• Work to complete
Reproduce the entries that follow exactly. No picture should appear in the result.

Website and app data records:
----
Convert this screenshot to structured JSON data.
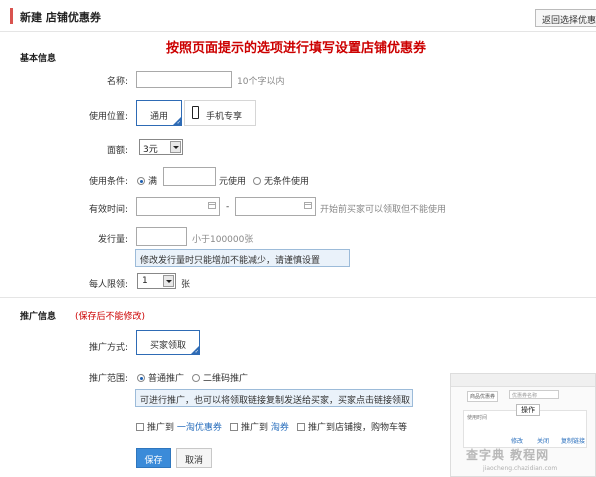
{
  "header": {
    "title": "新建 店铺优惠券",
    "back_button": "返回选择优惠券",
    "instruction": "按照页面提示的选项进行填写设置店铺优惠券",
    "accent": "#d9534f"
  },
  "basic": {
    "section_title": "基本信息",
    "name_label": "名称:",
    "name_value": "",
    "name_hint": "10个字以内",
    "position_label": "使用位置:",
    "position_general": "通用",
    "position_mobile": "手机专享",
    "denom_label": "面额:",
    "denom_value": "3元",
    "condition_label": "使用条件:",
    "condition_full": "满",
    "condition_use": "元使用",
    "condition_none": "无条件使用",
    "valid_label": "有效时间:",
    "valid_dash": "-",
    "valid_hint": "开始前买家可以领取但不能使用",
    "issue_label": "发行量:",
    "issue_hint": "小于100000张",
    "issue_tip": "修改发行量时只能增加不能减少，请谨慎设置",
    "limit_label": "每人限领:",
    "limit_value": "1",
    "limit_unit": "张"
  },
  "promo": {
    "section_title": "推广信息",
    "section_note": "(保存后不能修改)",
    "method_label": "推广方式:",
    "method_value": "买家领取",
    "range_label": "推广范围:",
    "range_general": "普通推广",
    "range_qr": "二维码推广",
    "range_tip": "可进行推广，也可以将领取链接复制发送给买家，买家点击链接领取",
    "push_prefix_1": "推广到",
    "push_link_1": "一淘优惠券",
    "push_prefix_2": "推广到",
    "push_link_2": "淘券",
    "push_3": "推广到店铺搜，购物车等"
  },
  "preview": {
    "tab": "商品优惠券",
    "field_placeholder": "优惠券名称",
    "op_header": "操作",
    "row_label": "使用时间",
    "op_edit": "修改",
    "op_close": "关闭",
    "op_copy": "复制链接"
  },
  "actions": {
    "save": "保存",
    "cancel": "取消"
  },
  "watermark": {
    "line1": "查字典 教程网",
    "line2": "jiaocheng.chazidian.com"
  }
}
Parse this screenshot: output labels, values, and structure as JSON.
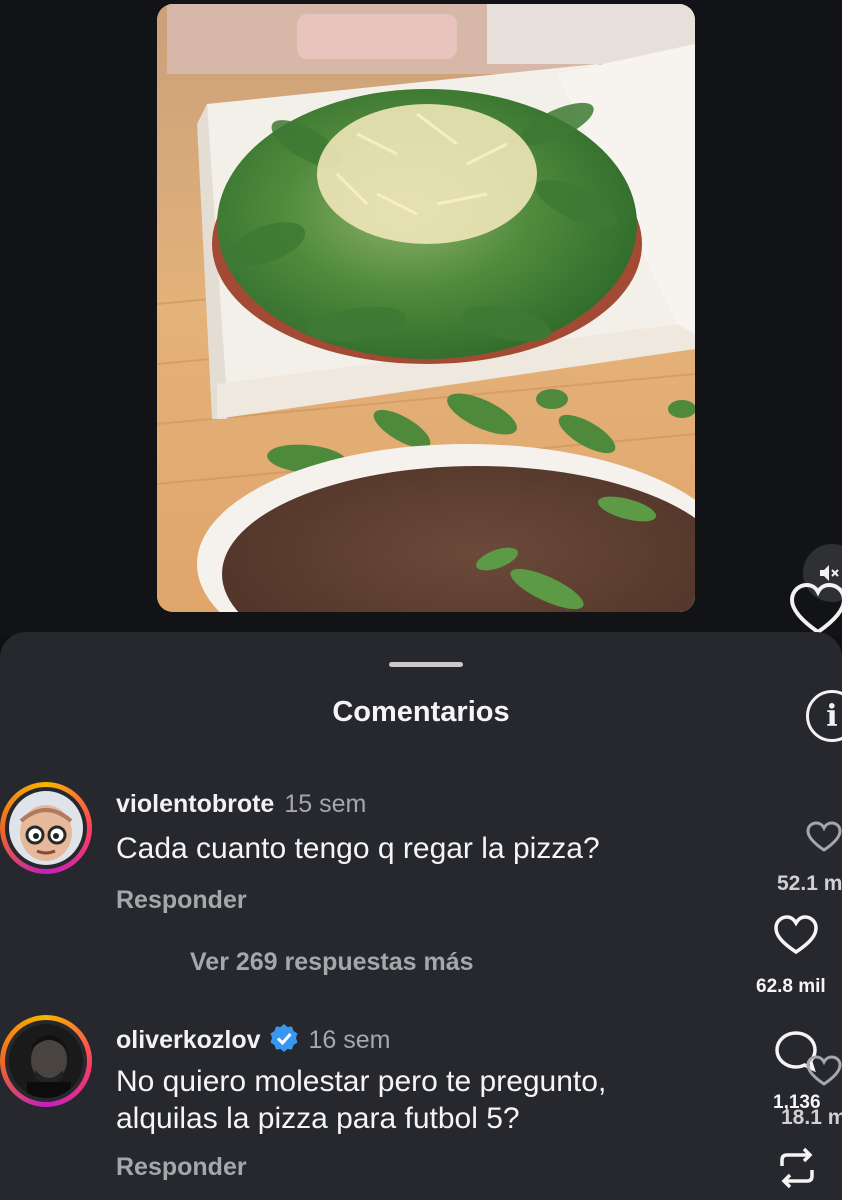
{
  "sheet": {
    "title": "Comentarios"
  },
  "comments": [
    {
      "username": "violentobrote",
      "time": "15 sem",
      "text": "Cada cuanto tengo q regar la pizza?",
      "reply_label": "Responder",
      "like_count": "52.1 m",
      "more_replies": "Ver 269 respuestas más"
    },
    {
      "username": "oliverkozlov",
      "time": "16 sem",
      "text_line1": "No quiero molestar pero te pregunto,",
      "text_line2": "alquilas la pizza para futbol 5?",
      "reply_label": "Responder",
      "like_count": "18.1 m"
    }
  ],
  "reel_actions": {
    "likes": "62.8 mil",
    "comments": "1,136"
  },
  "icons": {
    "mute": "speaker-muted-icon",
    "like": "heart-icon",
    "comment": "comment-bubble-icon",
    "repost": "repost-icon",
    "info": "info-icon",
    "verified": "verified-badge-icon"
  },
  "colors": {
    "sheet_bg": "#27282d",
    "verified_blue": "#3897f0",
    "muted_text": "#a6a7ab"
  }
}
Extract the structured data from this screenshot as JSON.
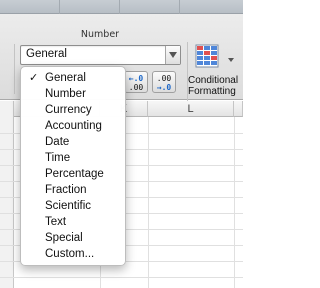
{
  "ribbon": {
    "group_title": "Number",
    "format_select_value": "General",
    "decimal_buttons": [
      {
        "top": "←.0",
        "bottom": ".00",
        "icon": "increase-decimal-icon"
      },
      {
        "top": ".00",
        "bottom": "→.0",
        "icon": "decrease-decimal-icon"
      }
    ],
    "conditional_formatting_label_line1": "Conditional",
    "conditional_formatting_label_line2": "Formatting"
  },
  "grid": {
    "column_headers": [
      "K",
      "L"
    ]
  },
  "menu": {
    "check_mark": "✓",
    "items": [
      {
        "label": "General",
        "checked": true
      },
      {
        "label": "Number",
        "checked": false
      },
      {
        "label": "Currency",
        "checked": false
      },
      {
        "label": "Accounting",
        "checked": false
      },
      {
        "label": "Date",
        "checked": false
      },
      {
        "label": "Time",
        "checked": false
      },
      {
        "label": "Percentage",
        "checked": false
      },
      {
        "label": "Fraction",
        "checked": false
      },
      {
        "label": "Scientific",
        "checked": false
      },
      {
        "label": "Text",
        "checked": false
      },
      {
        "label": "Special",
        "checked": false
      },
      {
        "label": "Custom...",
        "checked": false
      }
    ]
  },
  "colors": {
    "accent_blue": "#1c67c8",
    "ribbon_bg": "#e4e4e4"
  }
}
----
• Answer for the task
Convert this screenshot to structured JSON data.
{
  "header": {
    "title": "新建 店铺优惠券",
    "back_button": "返回选择优惠券",
    "instruction": "按照页面提示的选项进行填写设置店铺优惠券",
    "accent": "#d9534f"
  },
  "basic": {
    "section_title": "基本信息",
    "name_label": "名称:",
    "name_value": "",
    "name_hint": "10个字以内",
    "position_label": "使用位置:",
    "position_general": "通用",
    "position_mobile": "手机专享",
    "denom_label": "面额:",
    "denom_value": "3元",
    "condition_label": "使用条件:",
    "condition_full": "满",
    "condition_use": "元使用",
    "condition_none": "无条件使用",
    "valid_label": "有效时间:",
    "valid_dash": "-",
    "valid_hint": "开始前买家可以领取但不能使用",
    "issue_label": "发行量:",
    "issue_hint": "小于100000张",
    "issue_tip": "修改发行量时只能增加不能减少，请谨慎设置",
    "limit_label": "每人限领:",
    "limit_value": "1",
    "limit_unit": "张"
  },
  "promo": {
    "section_title": "推广信息",
    "section_note": "(保存后不能修改)",
    "method_label": "推广方式:",
    "method_value": "买家领取",
    "range_label": "推广范围:",
    "range_general": "普通推广",
    "range_qr": "二维码推广",
    "range_tip": "可进行推广，也可以将领取链接复制发送给买家，买家点击链接领取",
    "push_prefix_1": "推广到",
    "push_link_1": "一淘优惠券",
    "push_prefix_2": "推广到",
    "push_link_2": "淘券",
    "push_3": "推广到店铺搜，购物车等"
  },
  "preview": {
    "tab": "商品优惠券",
    "field_placeholder": "优惠券名称",
    "op_header": "操作",
    "row_label": "使用时间",
    "op_edit": "修改",
    "op_close": "关闭",
    "op_copy": "复制链接"
  },
  "actions": {
    "save": "保存",
    "cancel": "取消"
  },
  "watermark": {
    "line1": "查字典 教程网",
    "line2": "jiaocheng.chazidian.com"
  }
}
Parse this screenshot: output labels, values, and structure as JSON.
{
  "sheet": {
    "title": "Comentarios"
  },
  "comments": [
    {
      "username": "violentobrote",
      "time": "15 sem",
      "text": "Cada cuanto tengo q regar la pizza?",
      "reply_label": "Responder",
      "like_count": "52.1 m",
      "more_replies": "Ver 269 respuestas más"
    },
    {
      "username": "oliverkozlov",
      "time": "16 sem",
      "text_line1": "No quiero molestar pero te pregunto,",
      "text_line2": "alquilas la pizza para futbol 5?",
      "reply_label": "Responder",
      "like_count": "18.1 m"
    }
  ],
  "reel_actions": {
    "likes": "62.8 mil",
    "comments": "1,136"
  },
  "icons": {
    "mute": "speaker-muted-icon",
    "like": "heart-icon",
    "comment": "comment-bubble-icon",
    "repost": "repost-icon",
    "info": "info-icon",
    "verified": "verified-badge-icon"
  },
  "colors": {
    "sheet_bg": "#27282d",
    "verified_blue": "#3897f0",
    "muted_text": "#a6a7ab"
  }
}
Extract the structured data from this screenshot as JSON.
{
  "ribbon": {
    "group_title": "Number",
    "format_select_value": "General",
    "decimal_buttons": [
      {
        "top": "←.0",
        "bottom": ".00",
        "icon": "increase-decimal-icon"
      },
      {
        "top": ".00",
        "bottom": "→.0",
        "icon": "decrease-decimal-icon"
      }
    ],
    "conditional_formatting_label_line1": "Conditional",
    "conditional_formatting_label_line2": "Formatting"
  },
  "grid": {
    "column_headers": [
      "K",
      "L"
    ]
  },
  "menu": {
    "check_mark": "✓",
    "items": [
      {
        "label": "General",
        "checked": true
      },
      {
        "label": "Number",
        "checked": false
      },
      {
        "label": "Currency",
        "checked": false
      },
      {
        "label": "Accounting",
        "checked": false
      },
      {
        "label": "Date",
        "checked": false
      },
      {
        "label": "Time",
        "checked": false
      },
      {
        "label": "Percentage",
        "checked": false
      },
      {
        "label": "Fraction",
        "checked": false
      },
      {
        "label": "Scientific",
        "checked": false
      },
      {
        "label": "Text",
        "checked": false
      },
      {
        "label": "Special",
        "checked": false
      },
      {
        "label": "Custom...",
        "checked": false
      }
    ]
  },
  "colors": {
    "accent_blue": "#1c67c8",
    "ribbon_bg": "#e4e4e4"
  }
}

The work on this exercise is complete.